There is no doubt that the coaching profession achieved a lot in the last few decades. But hold on. If we want purpose-driven leadership that prevents further environmental destruction and creates value for all stakeholders, what is the role of coaching in supporting that shift?
We cannot afford to keep comfortably coaching individual leaders, often already privileged individuals who are typically only focused on their “front-of-mind” issues. It is time to partner with our clients and co-create coaching relationships that will help them recognize all interconnected issues, systems complexities and patterns, as well as their unique individual power in becoming part of the solutions to global challenges.
Most leadership development and coaching are accessible to a selected group of leaders whose ultimate objective is to boost organizational profitability. I am convinced that it is possible for organizations to do good, to consider the planet and people, and to still make profit. It’s possible for leaders to consider the interests of broader stakeholders when making decisions, and there are many powerful examples of organizations and leaders who have found a way to balance profit-making while also considering future generations and environmental impact.
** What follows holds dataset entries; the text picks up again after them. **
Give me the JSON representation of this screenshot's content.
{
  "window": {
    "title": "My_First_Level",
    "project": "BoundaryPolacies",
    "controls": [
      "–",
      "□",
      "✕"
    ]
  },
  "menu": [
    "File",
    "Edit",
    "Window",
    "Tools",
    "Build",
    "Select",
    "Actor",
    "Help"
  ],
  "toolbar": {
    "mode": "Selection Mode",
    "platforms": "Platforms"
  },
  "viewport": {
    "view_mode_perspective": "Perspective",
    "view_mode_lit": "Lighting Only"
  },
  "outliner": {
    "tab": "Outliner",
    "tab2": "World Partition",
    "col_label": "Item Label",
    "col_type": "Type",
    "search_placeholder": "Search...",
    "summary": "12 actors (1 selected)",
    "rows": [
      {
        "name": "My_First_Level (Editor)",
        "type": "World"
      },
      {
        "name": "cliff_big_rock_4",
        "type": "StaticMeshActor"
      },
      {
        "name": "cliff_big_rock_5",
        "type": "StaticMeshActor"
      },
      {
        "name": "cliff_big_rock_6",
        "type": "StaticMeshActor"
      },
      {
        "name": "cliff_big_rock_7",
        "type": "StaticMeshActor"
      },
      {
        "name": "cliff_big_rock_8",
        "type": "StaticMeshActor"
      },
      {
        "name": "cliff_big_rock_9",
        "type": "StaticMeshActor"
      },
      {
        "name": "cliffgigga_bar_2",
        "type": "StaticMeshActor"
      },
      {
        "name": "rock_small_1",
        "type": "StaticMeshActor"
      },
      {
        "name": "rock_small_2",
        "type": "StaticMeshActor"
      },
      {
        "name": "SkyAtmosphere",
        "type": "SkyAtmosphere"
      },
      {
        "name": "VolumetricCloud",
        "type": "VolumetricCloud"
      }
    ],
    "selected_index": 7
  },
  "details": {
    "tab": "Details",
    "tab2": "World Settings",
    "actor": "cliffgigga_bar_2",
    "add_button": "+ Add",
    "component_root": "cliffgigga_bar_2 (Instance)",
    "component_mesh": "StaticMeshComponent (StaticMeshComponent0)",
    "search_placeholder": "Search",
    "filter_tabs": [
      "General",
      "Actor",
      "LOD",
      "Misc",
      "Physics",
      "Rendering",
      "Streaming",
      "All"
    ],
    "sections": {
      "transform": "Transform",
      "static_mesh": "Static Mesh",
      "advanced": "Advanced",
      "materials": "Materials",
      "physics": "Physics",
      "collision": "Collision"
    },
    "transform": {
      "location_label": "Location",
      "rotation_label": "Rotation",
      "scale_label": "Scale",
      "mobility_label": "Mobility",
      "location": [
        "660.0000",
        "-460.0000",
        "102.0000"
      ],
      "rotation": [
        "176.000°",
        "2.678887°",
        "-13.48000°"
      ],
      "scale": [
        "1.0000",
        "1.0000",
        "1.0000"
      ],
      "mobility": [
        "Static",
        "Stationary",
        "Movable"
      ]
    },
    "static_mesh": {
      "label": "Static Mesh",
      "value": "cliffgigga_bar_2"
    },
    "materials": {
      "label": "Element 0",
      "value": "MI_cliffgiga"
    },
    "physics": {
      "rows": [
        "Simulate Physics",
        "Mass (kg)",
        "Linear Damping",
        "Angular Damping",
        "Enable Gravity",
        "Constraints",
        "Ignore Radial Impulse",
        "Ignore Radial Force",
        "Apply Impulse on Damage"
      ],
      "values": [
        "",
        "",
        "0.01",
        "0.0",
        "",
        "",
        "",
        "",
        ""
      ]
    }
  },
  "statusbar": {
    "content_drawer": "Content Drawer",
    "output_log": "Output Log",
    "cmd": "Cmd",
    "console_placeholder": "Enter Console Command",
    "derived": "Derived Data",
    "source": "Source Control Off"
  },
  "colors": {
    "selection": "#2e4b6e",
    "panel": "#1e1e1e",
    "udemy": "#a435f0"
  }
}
This should be the norm for measuring leadership success and measuring success of our coaching work. As coaches, how are we supporting this transition?
I would argue that we don’t need heroic individuals, but we do need inclusive visionary leaders, collaboratively working on systemic issues. Leaders who are focused on long-term outcomes see themselves as part of the planetary ecosystem and assess long-term consequences of their actions—or inaction.
We know that organizations cannot tackle environmental and global challenges alone, so coaching needs to support leaders to consider their role in a much broader stakeholder network. It’s time to stop ignoring an environmental agenda that belongs to all of us. With moving from self-awareness to systems-awareness, coaching can deepen client relationships with inner-self, communities, nature and the ecosystem. This new mindset will result in new behaviors that are more sustainable, purposeful and focused on improving human conditions.
What are some immediate actions to support coaches and leaders to do what the world needs?
Provide an opportunity to consider connectedness, patterns and impact.
Co-create a coaching relationship that explores the relational space. Move away from coaching the problem and begin to focus on learning. Try asking questions that expand the client’s ability to see patterns, interconnectedness and hopefully create an awakening. Ask, “Who does your work serve?” as a jumping off point.
Bring current and future stakeholders into the process.
Coaching can make a difference when clients bring different stakeholders, including future generations and the planetary ecosystem, into their decision-making process. With this approach, coaches continue to support their client’s agenda and create space for insight-based learning around issues that belong to everyone and should not be ignored. One of the ways to convert these new insights into commitment is to inspire and encourage clients to imagine what the future could look like for diverse stakeholders and how even an incremental change in their choices could engage many people in a powerful movement toward a higher purpose.
Everything is interconnected and one with nature.
It is paramount for organizations to consider the environment while driving their business forward. If we fail in doing this, we are jeopardizing our future. To achieve this goal, we desperately need leaders who are innovative and aware of this connection and ready to take on the challenge. In order to be true to the belief that we are all part of a complex system and not living and working in a microcosm, we need to take on a new role as coaches for those leaders who are ready.
We need to not only raise awareness, but also elevate human consciousness.
Ask leaders to consider what they are doing that is good for them, what they are doing that is good for the company and what they are doing that is good for the world. Only with these three questions aligned, and serving a higher purpose, will we feel we are truly making a difference. It is time to make a shift from striving to be “the best in the world” to becoming the “best for the world.”
This article was originally published on the ICF website.